By John Richardson
THE consensus has further shifted in our direction, as this editorial in yesterday’s Financial Times indicates.
This mainstream newspaper pulled no punches when it talked about the struggle that China would face in emerging from a “vast pit of debt”.
It was only ever a question of when rather than whether – and, as we warned late last year – 2014 looked almost certain to be the when.
The FT, in yesterday’s article, underlined the extent of the rebalancing challenges when it pointed out that:
- Total Chinese debt has virtually doubled since the financial crisis to around 240% of GDP, according to Fitch, the credit rating agency.
- This means that debt service charges, assuming an average interest rate of 7%, are set to reach about 17% prospective GDP, or $1.7tn.
- To put this number into perspective, it is likely that Chinese debtors – including its government, agencies, companies and individuals – will end up paying an interest bill that is not far off the size of India’s GDP last year ($1.87tn) and considerably larger than the economies of South Korea ($1.3tn), Mexico ($1.26tn) and Indonesia ($870bn).
- Chinese companies and individuals are, thus, increasingly preoccupied with repaying loans and correspondingly less inclined to invest or spend.
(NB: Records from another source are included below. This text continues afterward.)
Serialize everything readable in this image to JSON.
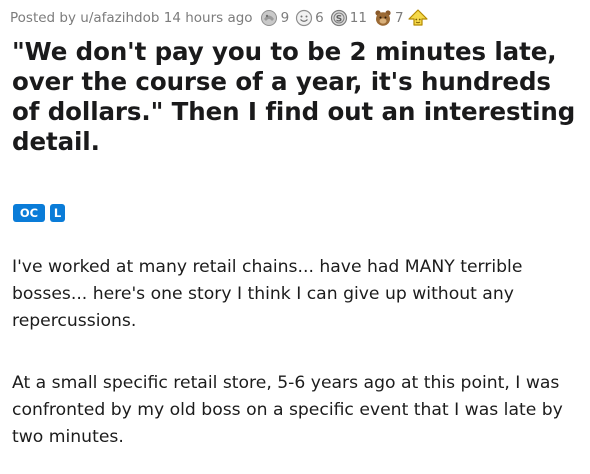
{
  "post": {
    "meta": {
      "posted_by": "Posted by u/afazihdob 14 hours ago",
      "awards": [
        {
          "icon": "silver-award-icon",
          "count": "9"
        },
        {
          "icon": "wholesome-award-icon",
          "count": "6"
        },
        {
          "icon": "coin-award-icon",
          "count": "11"
        },
        {
          "icon": "bear-award-icon",
          "count": "7"
        }
      ],
      "share_icon": "arrow-up-award-icon"
    },
    "title": "\"We don't pay you to be 2 minutes late, over the course of a year, it's hundreds of dollars.\" Then I find out an interesting detail.",
    "flairs": {
      "oc": "OC",
      "l": "L"
    },
    "paragraphs": [
      "I've worked at many retail chains... have had MANY terrible bosses... here's one story I think I can give up without any repercussions.",
      "At a small specific retail store, 5-6 years ago at this point, I was confronted by my old boss on a specific event that I was late by two minutes."
    ],
    "colors": {
      "flair_blue": "#0a7cd8",
      "meta_gray": "#7c7c7c",
      "text": "#1c1c1c"
    }
  }
}
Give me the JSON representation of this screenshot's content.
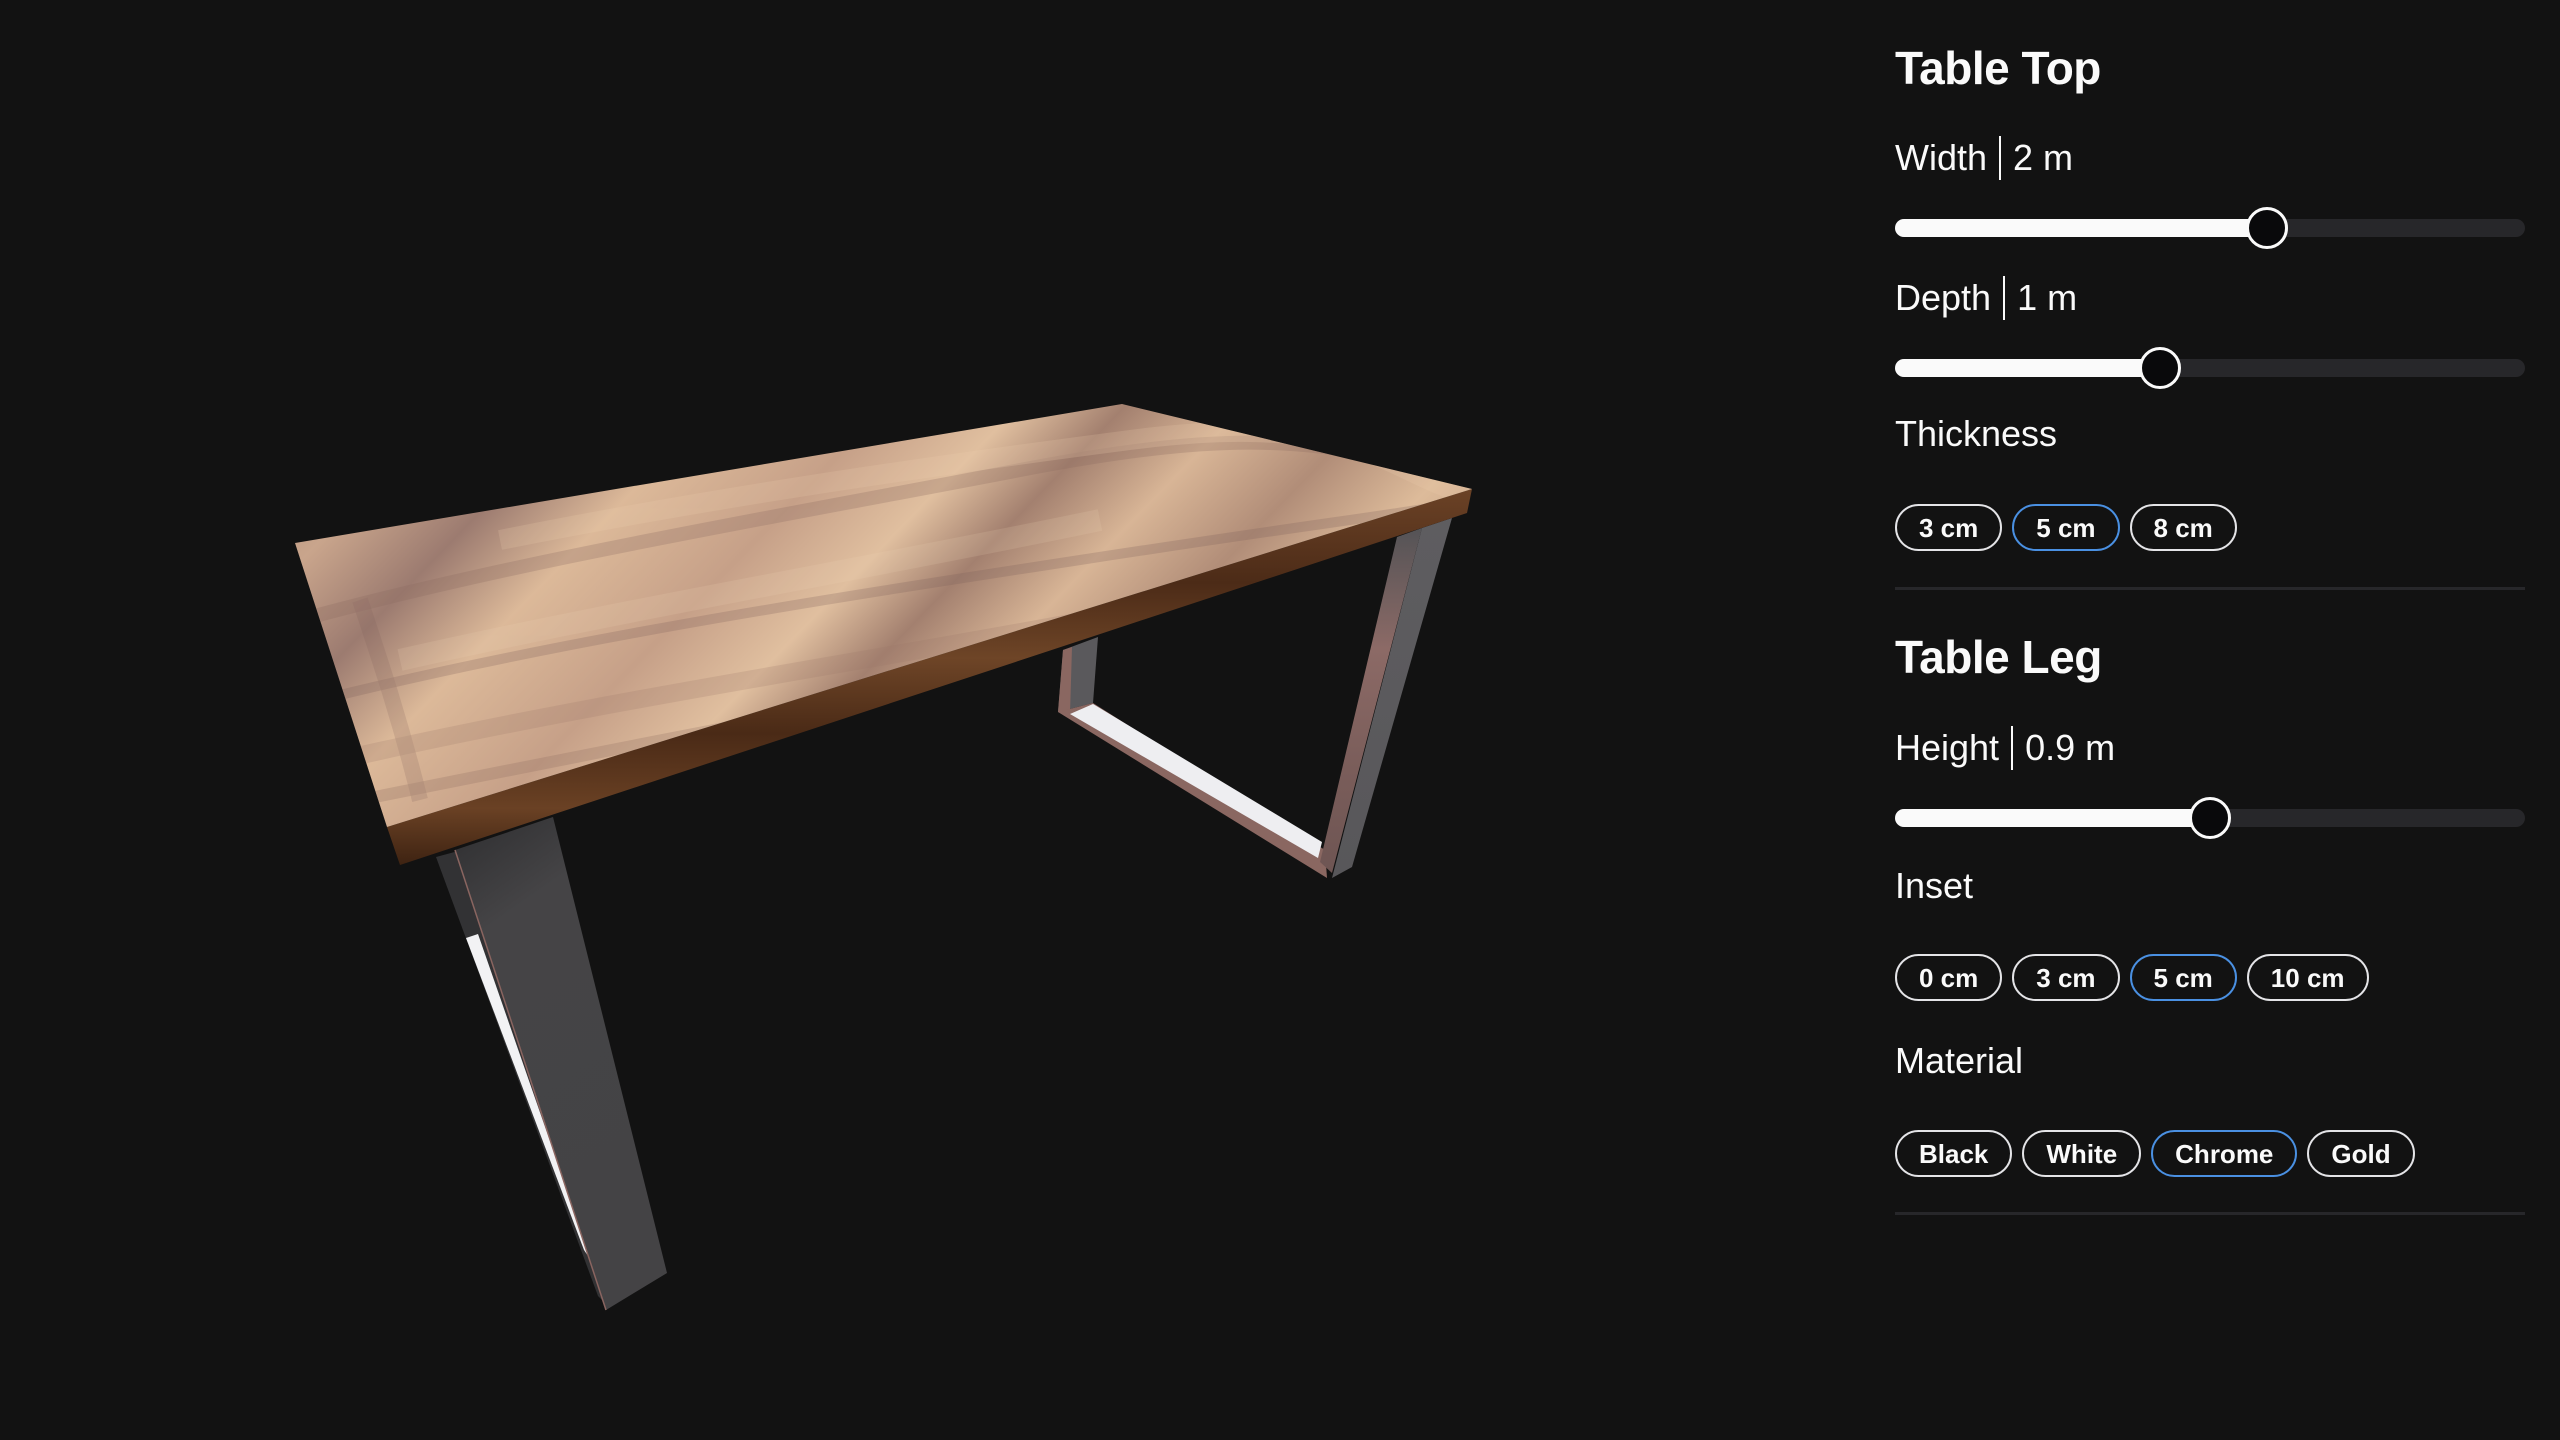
{
  "viewer": {
    "description": "3D table preview",
    "colors": {
      "background": "#121212",
      "wood_light": "#d9b595",
      "wood_mid": "#b89077",
      "wood_dark": "#7e5c52",
      "wood_edge": "#5a3418",
      "metal_dark": "#3e3e40",
      "metal_mid": "#5c5b5d",
      "metal_pink": "#8a6560",
      "metal_highlight": "#f0f0f2"
    }
  },
  "panel": {
    "accent_color": "#4a90e2",
    "table_top": {
      "title": "Table Top",
      "width": {
        "label": "Width",
        "value": "2 m",
        "fraction": 0.59
      },
      "depth": {
        "label": "Depth",
        "value": "1 m",
        "fraction": 0.42
      },
      "thickness": {
        "label": "Thickness",
        "options": [
          "3 cm",
          "5 cm",
          "8 cm"
        ],
        "selected": "5 cm"
      }
    },
    "table_leg": {
      "title": "Table Leg",
      "height": {
        "label": "Height",
        "value": "0.9 m",
        "fraction": 0.5
      },
      "inset": {
        "label": "Inset",
        "options": [
          "0 cm",
          "3 cm",
          "5 cm",
          "10 cm"
        ],
        "selected": "5 cm"
      },
      "material": {
        "label": "Material",
        "options": [
          "Black",
          "White",
          "Chrome",
          "Gold"
        ],
        "selected": "Chrome"
      }
    }
  }
}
In fact, the interest repayment burden has burgeoned so quickly that it now matches the $1.7tn that private companies invested in factories and equipment in the first nine months.
Investment in the key real estate sector, worth some 20% of the economy is, of course, falling off a cliff as all this debt is unwound.
“Certain provinces have increased real estate investment, by anywhere between 300 and 500% over the past five years, [and] as the real estate downturn deepens, those provinces are getting absolutely hammered – provinces like Guizhou, Qinghai, Hainan,” said Andrew Polk, an economist at the Conference Board China Centre for Economics and Business in Beijing.
“You’ve got high inventory in almost every sector in the economy, and now demand is falling off, and investment is starting to fall off, so companies are now having to sell some of that inventory,” he added.
“When you start selling your inventory, you stop manufacturing new goods, and that’s one of the things that’s driving weak industrial production.”
What do you do with this information? Get depressed? Run away from the problems and pretend that they are, actually not as bad as all the above – and that the new consensus must be wrong?
Of course not. Instead, your chemicals company needs some new scenario planning. This is where we can help.